So I love the Hammond organ! It is, in my humble opinion, among the top 2-3 inventions of the past century. For my main organ rig I use a 2-manual Crumar Mojo, and I love that thing - it is the best sounding digital clone I've ever heard or played by far. However, even though it's more portable than a chopped B3, it's still not a board I'm hauling out to bar gigs or shows where I just need a little organ as PART of a multi-board rig. I reserve the Mojo for organ-centered gigs. Enter the Reface. It doesn't compete with the Mojo for authenticity, but it's not supposed to. It's my lightweight, portable rig. I'm using it as a sound module. And for $400, it's a beautiful thing! It will cover everything I need for those gigs where organ just needs to sound convincingly good but not obsessively great. Aside from the chorus (which is ghastly), it sounds amazingly good for the size and cost. the Hammond emulation even gets some of the crosstalk effect. It's not adjustable, of course, but it's there. All in all, I think this is a miraculous little board and having a good-sounding, ultra-portable organ as part of my "general duty" rig feels great!

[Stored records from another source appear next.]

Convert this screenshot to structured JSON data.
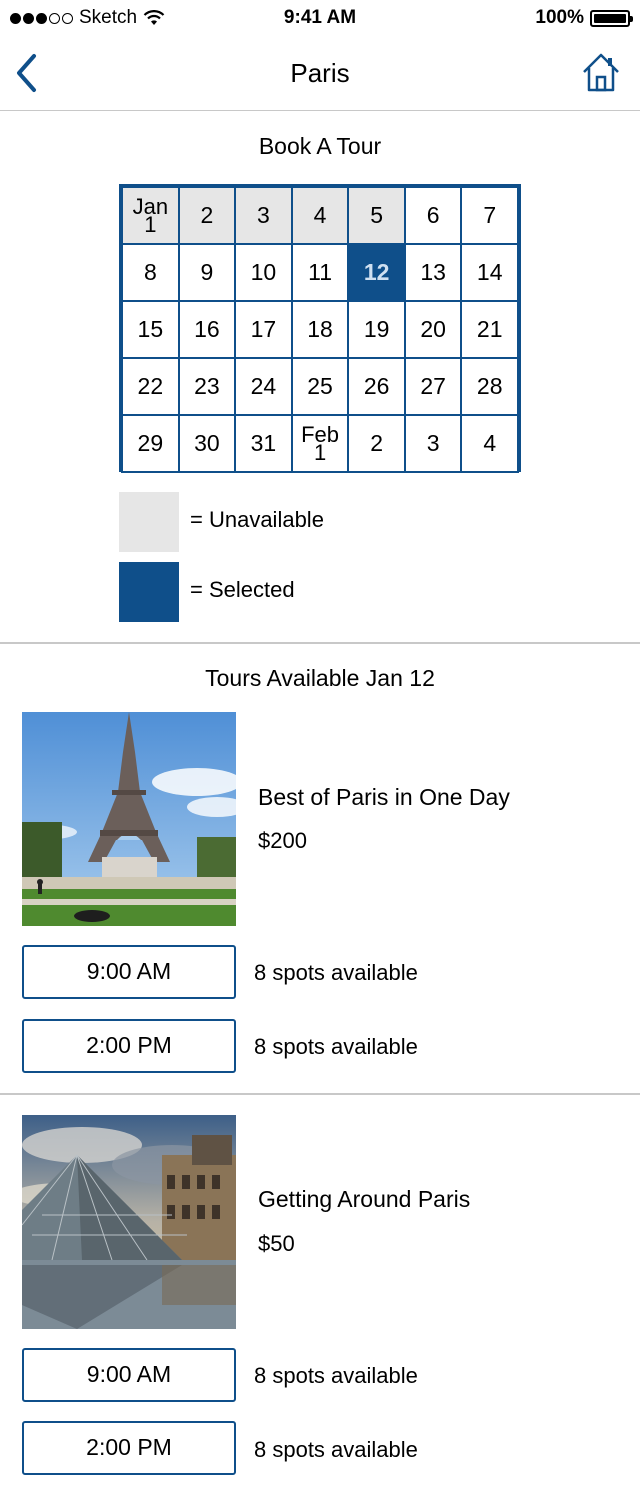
{
  "status_bar": {
    "carrier": "Sketch",
    "time": "9:41 AM",
    "battery": "100%",
    "signal_bars_full": 3,
    "signal_bars_total": 5
  },
  "nav": {
    "title": "Paris",
    "back_icon": "chevron-left-icon",
    "home_icon": "home-icon"
  },
  "calendar": {
    "title": "Book A Tour",
    "weeks": [
      [
        {
          "label": "Jan 1",
          "top": "Jan",
          "bottom": "1",
          "state": "unavailable"
        },
        {
          "label": "2",
          "state": "unavailable"
        },
        {
          "label": "3",
          "state": "unavailable"
        },
        {
          "label": "4",
          "state": "unavailable"
        },
        {
          "label": "5",
          "state": "unavailable"
        },
        {
          "label": "6",
          "state": "available"
        },
        {
          "label": "7",
          "state": "available"
        }
      ],
      [
        {
          "label": "8",
          "state": "available"
        },
        {
          "label": "9",
          "state": "available"
        },
        {
          "label": "10",
          "state": "available"
        },
        {
          "label": "11",
          "state": "available"
        },
        {
          "label": "12",
          "state": "selected"
        },
        {
          "label": "13",
          "state": "available"
        },
        {
          "label": "14",
          "state": "available"
        }
      ],
      [
        {
          "label": "15",
          "state": "available"
        },
        {
          "label": "16",
          "state": "available"
        },
        {
          "label": "17",
          "state": "available"
        },
        {
          "label": "18",
          "state": "available"
        },
        {
          "label": "19",
          "state": "available"
        },
        {
          "label": "20",
          "state": "available"
        },
        {
          "label": "21",
          "state": "available"
        }
      ],
      [
        {
          "label": "22",
          "state": "available"
        },
        {
          "label": "23",
          "state": "available"
        },
        {
          "label": "24",
          "state": "available"
        },
        {
          "label": "25",
          "state": "available"
        },
        {
          "label": "26",
          "state": "available"
        },
        {
          "label": "27",
          "state": "available"
        },
        {
          "label": "28",
          "state": "available"
        }
      ],
      [
        {
          "label": "29",
          "state": "available"
        },
        {
          "label": "30",
          "state": "available"
        },
        {
          "label": "31",
          "state": "available"
        },
        {
          "label": "Feb 1",
          "top": "Feb",
          "bottom": "1",
          "state": "available"
        },
        {
          "label": "2",
          "state": "available"
        },
        {
          "label": "3",
          "state": "available"
        },
        {
          "label": "4",
          "state": "available"
        }
      ]
    ]
  },
  "legend": {
    "unavailable": "= Unavailable",
    "selected": "= Selected"
  },
  "tours_section": {
    "title": "Tours Available Jan 12"
  },
  "tours": [
    {
      "name": "Best of Paris in One Day",
      "price": "$200",
      "image": "eiffel-tower-photo",
      "times": [
        {
          "time": "9:00 AM",
          "spots": "8 spots available"
        },
        {
          "time": "2:00 PM",
          "spots": "8 spots available"
        }
      ]
    },
    {
      "name": "Getting Around Paris",
      "price": "$50",
      "image": "louvre-pyramid-photo",
      "times": [
        {
          "time": "9:00 AM",
          "spots": "8 spots available"
        },
        {
          "time": "2:00 PM",
          "spots": "8 spots available"
        }
      ]
    }
  ],
  "colors": {
    "accent": "#0f4f8a",
    "unavailable": "#e6e6e6",
    "divider": "#c8c8c8"
  }
}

Look past the small keys
Yamaha, you nailed it. Pure and simple a combo organ I can easily gig with. Setup and tear down are nothing with this rig. The sounds are true to life and much easier to tote this than a real combo organ. Almost every gigging keyboard player already has a full size keybed someplace in there setup. So midi it out and use REAL DRAWBARS!! Hands down way cheaper than any other organ in its class. Big sound, easy setup, and sound above and beyond many things on the market. FYI Sweetwater has the best customer service around. Thank you so much for a great experience.
The sound is there! The onboard speakers do not do it justice, so I got a pair of headphones. Now I can hear the low notes. Would like to hook it up to an amp in the future. Maybe a spacestation V3. It's a great practice keyboard. I just wanted something lower price to see if I could still play after not playing for forty years. I still got it. My next step will be something with at least 61 keys. I keep it right my chair at the table, so whenever the mood strikes me, I can start beating on it. The organ voices make it worth the money, and the Leslie sim sounds pretty good. Everybody wants a B3, but that's another story. Mark at Sweetwater has been a joy to work with! The fireballs are great. The reface definitely sounds bigger than it is.

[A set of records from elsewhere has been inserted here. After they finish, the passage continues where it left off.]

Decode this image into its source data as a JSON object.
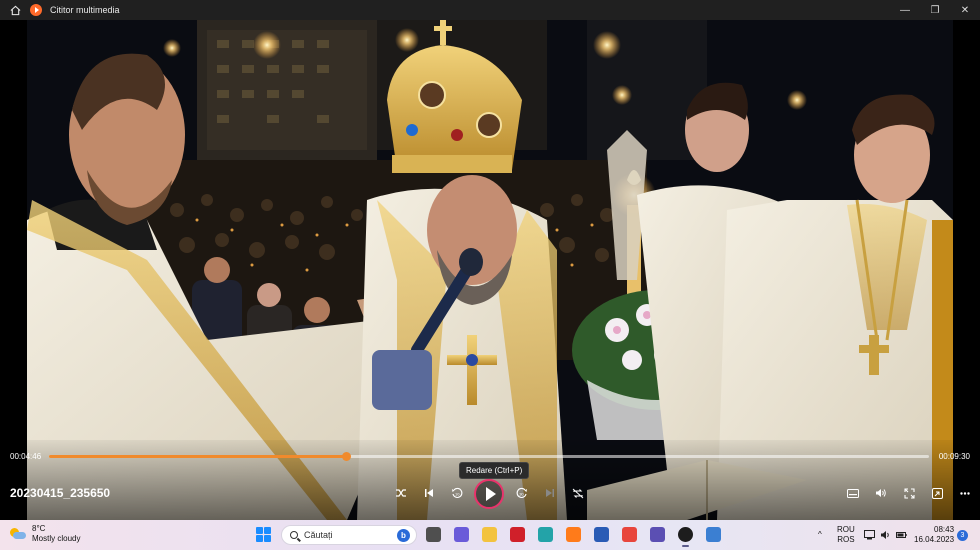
{
  "window": {
    "title": "Cititor multimedia",
    "home_icon": "home-icon",
    "minimize_symbol": "—",
    "maximize_symbol": "❐",
    "close_symbol": "✕"
  },
  "player": {
    "current_time": "00:04:46",
    "total_time": "00:09:30",
    "progress": 0.337,
    "file_name": "20230415_235650",
    "tooltip": "Redare (Ctrl+P)",
    "accent_color": "#f08a2c",
    "controls": {
      "shuffle": "shuffle-icon",
      "previous": "previous-icon",
      "rewind": "rewind-10-icon",
      "play": "play-icon",
      "forward": "forward-30-icon",
      "next": "next-icon",
      "repeat": "repeat-off-icon",
      "subtitles": "subtitles-icon",
      "volume": "volume-icon",
      "fullscreen": "fullscreen-icon",
      "miniplayer": "miniplayer-icon",
      "more": "more-icon"
    }
  },
  "taskbar": {
    "weather_temp": "8°C",
    "weather_desc": "Mostly cloudy",
    "search_placeholder": "Căutați",
    "search_badge": "b",
    "lang_top": "ROU",
    "lang_bottom": "ROS",
    "time": "08:43",
    "date": "16.04.2023",
    "notification_count": "3",
    "chevron": "^",
    "apps": [
      {
        "name": "widgets-app",
        "color": "#4f4f4f"
      },
      {
        "name": "chat-app",
        "color": "#6a5bd9"
      },
      {
        "name": "file-explorer-app",
        "color": "#f3c33f"
      },
      {
        "name": "antivirus-app",
        "color": "#d0202a"
      },
      {
        "name": "edge-app",
        "color": "#23a3a8"
      },
      {
        "name": "firefox-app",
        "color": "#ff7b1a"
      },
      {
        "name": "word-app",
        "color": "#2a5bb5"
      },
      {
        "name": "chrome-app",
        "color": "#e8453c"
      },
      {
        "name": "save-app",
        "color": "#5b4fb3"
      },
      {
        "name": "media-player-app",
        "color": "#1d1d1d"
      },
      {
        "name": "browser-app",
        "color": "#3b7fd2"
      }
    ]
  }
}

Missed it by THIS much! Yamaha should have made the Reface series with 49 full sized keys at this price point. Period. Real world, gigging, keyboard players would have all found room, and need, for at least one of the four in their rig. Mini-keys let this instrument down so much. The small keys put it in "hipster with a backpack at Starbucks" territory.

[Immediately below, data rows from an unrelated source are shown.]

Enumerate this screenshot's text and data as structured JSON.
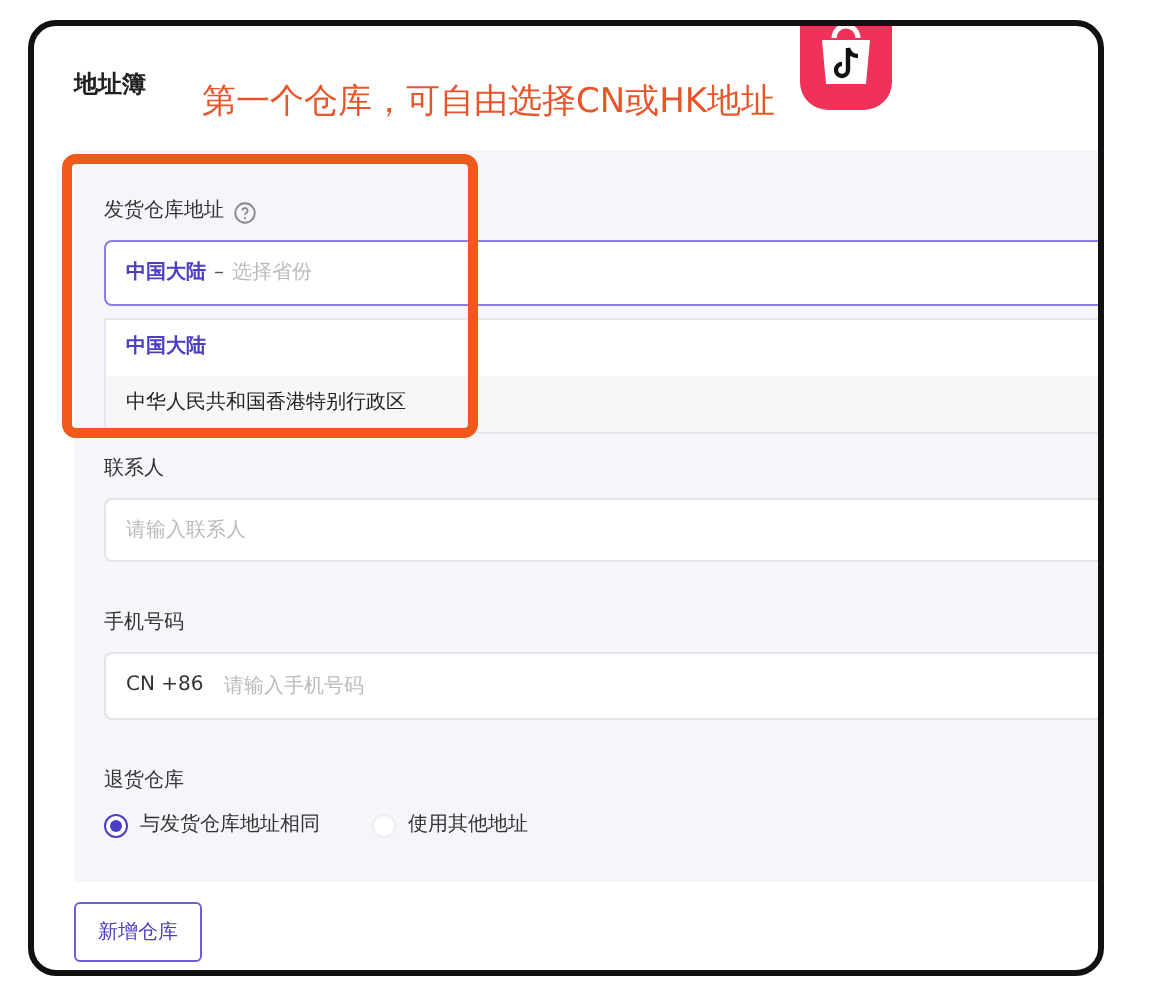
{
  "title": "地址簿",
  "annotation": {
    "text": "第一个仓库，可自由选择CN或HK地址"
  },
  "warehouse": {
    "label": "发货仓库地址",
    "select": {
      "value": "中国大陆",
      "separator": "–",
      "placeholder": "选择省份"
    },
    "options": [
      {
        "label": "中国大陆",
        "selected": true
      },
      {
        "label": "中华人民共和国香港特别行政区",
        "selected": false
      }
    ]
  },
  "contact": {
    "label": "联系人",
    "placeholder": "请输入联系人"
  },
  "phone": {
    "label": "手机号码",
    "prefix": "CN +86",
    "placeholder": "请输入手机号码"
  },
  "return_warehouse": {
    "label": "退货仓库",
    "options": [
      {
        "label": "与发货仓库地址相同",
        "selected": true
      },
      {
        "label": "使用其他地址",
        "selected": false
      }
    ]
  },
  "add_button": "新增仓库"
}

Another reviewer suggested all four engines be put in one keyboard. This would have been excellent as well, as long as they retained the controls for each instrument. I think that would have been very expensive to implement though.